TIME TO GIVE THEM WINGS

 

The hardest part of this relationship is the process of separation of both beings. As a relationship that started with two as one, it may be difficult to become independent. Often, this simple idea sounds offensive: "Independent how, if without me your life wouldn't have even started?"As mothers, we don't realize that this perception can be smothering to our children. For us, it is only natural: we received these defenseless beings to care for who knew nothing about the world. Therefore, separation makes us anxious: for their safety, their success, their happiness. We try to teach them everything for their highest good. And one day they tell us that they will do things "their way." This attitude scares us, but it shouldn't. They will eventually come to a compromise between our wishes for them and their natural inclinations. We must let them go.
 
But it is never easy to release our children from our control and care. We don't want them to make the mistakes we made; then we interfere more than we should, which is futile! They won't make the same mistakes: they will make their own mistakes, and learn from them. When our babies grow and require autonomy to live their lives, they offer us the place of an observer. We feel excluded, but we shouldn't: we hardly ever fail to be present. Covertly, they are always watching us for hints on what we think about what they are doing. Are we approving? We may be silent, but our eyes, facial expressions, and gestures are being scanned for signs of disapproval.
 
Because, although they can live their lives and make their decisions regardless of our opinion, they feel more confident with our approval. No matter how much they deny it, few things are as crucial to a child as the approval of a parent. Few things are as hard to accomplish in therapy as the removal of a child's need for parental's support. Even minimizing the parents' influence in their lives is difficult. Regardless of age, sex or marital status, we all need the approval of our parents.
 
THE DIFFICULT ART OF CO-EXISTING AS ADULTS


Sometimes parental disapproval becomes too hard to bear. The mother's expectations may be so overwhelming and oppressive that the adult child feels cornered. Then ruptures may occur: children will stop talking to their parents in a desperate attempt to individuate. And sometimes, as a last attempt to exert their will, parents will stop talking with their children. They refuse to have a secondary role in their life when they have once been the protagonist. 
 
 Accepting the limits imposed by our adult child is difficult. Our opinions are now obsolete because they have grown and formed new families. It is difficult to understand that despite all this, their love for us is enormous and know no barriers. It exists even in the most adverse situations, despite limits, geography or personality. And knowing this can be a source of comfort - or pain.
 
To a child, it can be difficult both to have a mother and not to have her. They want her in their life, but in a different role, where they are treated as adults. It is terrible for a child to feel that they need to fight for their right to exist. And it is hard for both to identify when to continue an argument and when to compromise.
 
FINDING THE RIGHT TIME TO COMPROMISE

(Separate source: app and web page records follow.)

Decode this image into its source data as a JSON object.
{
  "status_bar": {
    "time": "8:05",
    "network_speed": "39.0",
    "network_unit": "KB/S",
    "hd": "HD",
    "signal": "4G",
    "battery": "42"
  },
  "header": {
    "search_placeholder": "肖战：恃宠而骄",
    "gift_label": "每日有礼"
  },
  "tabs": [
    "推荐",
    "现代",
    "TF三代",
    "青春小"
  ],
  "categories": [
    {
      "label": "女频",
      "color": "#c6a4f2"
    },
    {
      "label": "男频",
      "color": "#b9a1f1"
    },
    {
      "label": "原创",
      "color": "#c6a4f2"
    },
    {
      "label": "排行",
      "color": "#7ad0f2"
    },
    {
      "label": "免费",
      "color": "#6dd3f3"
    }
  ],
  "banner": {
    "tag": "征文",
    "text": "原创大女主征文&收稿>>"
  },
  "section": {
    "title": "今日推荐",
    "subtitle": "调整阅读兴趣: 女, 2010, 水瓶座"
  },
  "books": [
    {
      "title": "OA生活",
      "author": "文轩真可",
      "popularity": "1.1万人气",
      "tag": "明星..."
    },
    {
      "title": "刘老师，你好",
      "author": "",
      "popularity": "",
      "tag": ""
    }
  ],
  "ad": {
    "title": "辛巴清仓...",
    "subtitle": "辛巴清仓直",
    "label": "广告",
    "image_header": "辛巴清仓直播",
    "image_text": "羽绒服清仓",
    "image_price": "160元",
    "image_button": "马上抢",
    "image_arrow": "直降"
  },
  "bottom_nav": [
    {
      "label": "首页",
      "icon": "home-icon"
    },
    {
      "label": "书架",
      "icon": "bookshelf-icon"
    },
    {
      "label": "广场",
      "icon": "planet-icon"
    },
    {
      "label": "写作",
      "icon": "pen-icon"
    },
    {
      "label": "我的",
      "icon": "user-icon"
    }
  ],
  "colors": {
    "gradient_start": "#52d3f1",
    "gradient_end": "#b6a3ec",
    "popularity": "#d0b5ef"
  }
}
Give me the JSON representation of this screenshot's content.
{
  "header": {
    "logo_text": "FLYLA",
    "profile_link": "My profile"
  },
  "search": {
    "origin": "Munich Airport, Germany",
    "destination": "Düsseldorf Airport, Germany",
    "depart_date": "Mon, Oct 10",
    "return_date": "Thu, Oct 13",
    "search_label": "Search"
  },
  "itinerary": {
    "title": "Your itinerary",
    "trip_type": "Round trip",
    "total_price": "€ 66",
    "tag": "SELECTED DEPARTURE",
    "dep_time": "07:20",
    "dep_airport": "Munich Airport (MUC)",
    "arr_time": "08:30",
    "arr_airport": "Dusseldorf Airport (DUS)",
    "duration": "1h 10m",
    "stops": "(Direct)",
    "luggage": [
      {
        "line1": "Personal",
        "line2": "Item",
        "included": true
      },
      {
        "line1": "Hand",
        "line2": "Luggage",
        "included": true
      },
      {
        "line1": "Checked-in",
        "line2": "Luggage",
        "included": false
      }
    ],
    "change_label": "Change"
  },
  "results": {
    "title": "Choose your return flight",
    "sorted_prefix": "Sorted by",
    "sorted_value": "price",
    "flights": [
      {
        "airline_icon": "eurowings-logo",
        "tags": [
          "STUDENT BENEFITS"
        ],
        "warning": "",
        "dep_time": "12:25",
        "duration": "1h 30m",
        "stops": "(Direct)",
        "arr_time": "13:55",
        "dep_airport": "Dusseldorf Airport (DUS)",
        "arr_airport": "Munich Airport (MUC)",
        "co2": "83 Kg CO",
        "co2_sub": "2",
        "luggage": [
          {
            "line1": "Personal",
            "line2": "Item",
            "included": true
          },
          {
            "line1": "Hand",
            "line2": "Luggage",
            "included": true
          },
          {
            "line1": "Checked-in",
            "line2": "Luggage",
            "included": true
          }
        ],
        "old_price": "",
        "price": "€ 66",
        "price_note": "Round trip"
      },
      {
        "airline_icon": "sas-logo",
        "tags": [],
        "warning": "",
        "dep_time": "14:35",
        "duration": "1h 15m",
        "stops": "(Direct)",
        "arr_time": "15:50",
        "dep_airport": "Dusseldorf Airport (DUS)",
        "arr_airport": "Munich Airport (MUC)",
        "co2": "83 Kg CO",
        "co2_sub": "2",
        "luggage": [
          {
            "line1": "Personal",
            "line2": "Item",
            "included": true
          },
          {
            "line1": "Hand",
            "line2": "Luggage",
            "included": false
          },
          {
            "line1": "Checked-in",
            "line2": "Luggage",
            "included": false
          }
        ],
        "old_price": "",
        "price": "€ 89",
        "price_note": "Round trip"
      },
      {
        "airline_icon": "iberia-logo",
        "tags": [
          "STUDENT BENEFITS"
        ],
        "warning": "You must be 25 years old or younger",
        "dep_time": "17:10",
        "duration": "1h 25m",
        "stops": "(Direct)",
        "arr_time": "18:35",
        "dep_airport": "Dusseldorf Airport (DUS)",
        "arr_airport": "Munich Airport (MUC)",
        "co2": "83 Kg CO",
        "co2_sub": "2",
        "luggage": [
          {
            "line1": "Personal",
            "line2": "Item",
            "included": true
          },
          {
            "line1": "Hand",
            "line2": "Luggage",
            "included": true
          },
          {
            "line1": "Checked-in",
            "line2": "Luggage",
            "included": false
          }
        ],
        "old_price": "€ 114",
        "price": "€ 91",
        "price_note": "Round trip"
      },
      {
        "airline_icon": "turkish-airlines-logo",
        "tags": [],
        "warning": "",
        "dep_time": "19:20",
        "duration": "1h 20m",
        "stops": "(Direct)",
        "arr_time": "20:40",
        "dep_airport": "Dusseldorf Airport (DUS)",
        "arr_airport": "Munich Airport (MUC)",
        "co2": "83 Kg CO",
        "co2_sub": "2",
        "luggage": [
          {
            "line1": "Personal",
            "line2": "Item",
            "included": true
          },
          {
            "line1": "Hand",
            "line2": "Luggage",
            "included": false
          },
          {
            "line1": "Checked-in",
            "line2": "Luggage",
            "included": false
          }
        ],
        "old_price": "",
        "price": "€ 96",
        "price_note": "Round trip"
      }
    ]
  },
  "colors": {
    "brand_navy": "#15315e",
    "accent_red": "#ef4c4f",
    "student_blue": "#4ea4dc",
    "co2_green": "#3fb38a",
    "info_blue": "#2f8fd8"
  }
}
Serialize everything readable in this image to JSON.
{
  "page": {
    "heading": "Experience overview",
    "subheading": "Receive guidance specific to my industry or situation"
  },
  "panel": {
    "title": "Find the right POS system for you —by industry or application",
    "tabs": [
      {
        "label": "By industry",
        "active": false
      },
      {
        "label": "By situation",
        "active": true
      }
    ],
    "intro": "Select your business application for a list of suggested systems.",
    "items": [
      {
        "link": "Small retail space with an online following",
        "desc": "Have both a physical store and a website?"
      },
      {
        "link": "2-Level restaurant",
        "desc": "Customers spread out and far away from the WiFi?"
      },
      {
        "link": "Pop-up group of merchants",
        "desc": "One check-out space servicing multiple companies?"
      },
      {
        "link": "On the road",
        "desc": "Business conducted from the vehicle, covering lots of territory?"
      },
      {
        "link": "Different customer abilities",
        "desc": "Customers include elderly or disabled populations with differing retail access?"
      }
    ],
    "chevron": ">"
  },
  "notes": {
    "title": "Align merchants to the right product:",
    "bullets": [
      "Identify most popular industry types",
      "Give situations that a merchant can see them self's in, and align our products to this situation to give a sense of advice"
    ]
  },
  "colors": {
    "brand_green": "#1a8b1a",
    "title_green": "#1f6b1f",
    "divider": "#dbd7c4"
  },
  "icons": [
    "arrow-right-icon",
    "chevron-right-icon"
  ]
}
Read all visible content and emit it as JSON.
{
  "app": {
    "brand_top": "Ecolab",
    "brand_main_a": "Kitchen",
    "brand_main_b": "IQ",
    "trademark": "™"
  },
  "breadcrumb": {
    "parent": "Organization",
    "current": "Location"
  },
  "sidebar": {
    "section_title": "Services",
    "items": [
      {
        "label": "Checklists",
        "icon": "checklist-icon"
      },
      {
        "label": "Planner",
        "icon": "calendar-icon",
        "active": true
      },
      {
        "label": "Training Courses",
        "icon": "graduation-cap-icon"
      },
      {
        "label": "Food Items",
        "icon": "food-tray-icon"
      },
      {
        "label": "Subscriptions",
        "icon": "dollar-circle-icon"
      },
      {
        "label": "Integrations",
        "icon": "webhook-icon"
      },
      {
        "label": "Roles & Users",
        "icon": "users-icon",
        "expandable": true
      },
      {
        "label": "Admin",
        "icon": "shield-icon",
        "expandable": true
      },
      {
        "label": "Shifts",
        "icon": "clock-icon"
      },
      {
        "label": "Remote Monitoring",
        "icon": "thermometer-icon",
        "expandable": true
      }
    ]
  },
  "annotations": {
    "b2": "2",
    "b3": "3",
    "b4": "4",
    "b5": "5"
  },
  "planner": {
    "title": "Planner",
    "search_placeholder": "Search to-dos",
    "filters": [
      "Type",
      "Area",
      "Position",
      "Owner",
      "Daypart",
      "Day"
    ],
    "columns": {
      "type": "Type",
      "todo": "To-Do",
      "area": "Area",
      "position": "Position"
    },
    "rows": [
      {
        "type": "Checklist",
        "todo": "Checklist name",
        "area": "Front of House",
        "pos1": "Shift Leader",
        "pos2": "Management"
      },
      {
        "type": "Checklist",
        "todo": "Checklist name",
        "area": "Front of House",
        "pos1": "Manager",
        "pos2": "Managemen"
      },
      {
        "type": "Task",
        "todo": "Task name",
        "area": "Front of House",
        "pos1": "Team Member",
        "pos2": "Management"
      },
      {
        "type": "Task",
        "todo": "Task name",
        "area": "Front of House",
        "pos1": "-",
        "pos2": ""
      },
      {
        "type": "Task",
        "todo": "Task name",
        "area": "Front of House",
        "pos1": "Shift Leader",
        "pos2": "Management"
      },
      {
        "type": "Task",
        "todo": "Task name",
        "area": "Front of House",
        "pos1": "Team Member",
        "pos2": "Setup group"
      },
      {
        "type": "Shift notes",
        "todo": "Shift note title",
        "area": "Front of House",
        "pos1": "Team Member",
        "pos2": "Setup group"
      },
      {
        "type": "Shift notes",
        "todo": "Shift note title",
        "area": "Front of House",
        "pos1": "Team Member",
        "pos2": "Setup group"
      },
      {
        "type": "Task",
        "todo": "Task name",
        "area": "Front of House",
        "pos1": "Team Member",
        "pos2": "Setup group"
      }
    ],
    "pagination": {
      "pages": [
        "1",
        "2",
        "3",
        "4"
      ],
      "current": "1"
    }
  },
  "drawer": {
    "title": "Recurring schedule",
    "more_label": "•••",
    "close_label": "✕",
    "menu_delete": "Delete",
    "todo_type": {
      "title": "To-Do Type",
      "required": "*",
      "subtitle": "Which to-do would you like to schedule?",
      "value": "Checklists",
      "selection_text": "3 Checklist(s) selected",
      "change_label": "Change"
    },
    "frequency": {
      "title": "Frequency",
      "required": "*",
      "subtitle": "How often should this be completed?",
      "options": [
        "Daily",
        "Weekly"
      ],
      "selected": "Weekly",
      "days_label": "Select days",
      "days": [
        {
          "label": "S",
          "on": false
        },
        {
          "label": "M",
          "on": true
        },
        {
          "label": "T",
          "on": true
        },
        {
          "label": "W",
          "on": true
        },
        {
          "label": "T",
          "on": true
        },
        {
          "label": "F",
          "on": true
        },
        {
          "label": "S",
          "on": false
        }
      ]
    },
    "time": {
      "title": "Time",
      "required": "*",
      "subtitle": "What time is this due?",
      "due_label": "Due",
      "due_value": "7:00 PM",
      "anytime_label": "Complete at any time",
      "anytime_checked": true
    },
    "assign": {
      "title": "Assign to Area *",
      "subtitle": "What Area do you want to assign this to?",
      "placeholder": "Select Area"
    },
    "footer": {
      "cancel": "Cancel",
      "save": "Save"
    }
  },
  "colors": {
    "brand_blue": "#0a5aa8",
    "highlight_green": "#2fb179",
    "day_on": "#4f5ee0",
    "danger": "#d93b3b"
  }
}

Crucial to our healthy development, this is often a relationship full of concessions and extremes. It can be an oasis in a desert, where we find solace. Or it can be an eternal dispute of individualities. Crossed by unconditional love, it is not immune to conflicts. And it can always be improved through the incredible opportunities for growth offered to both parties. Sometimes, mothers will yield to their children during arguments: they understand their lack of experience or maturity. Other times, the kid will concede to the mother, because they know that age has made her less flexible in her opinions. And because there are fights that are not worth it.
 
Regardless of who chooses to compromise, it is essential to cultivate an open and mature dialogue. The idea is to overcome the fear that by expressing our feelings we may hurt each other. In the end, it is the things that are left unsaid that create wounds. It is only through a sincere and loving dialogue that we can grow and allow the other to become. Aware that we both can make mistakes, we must be able to forgive so that that time can strengthen our bonds.

Please reload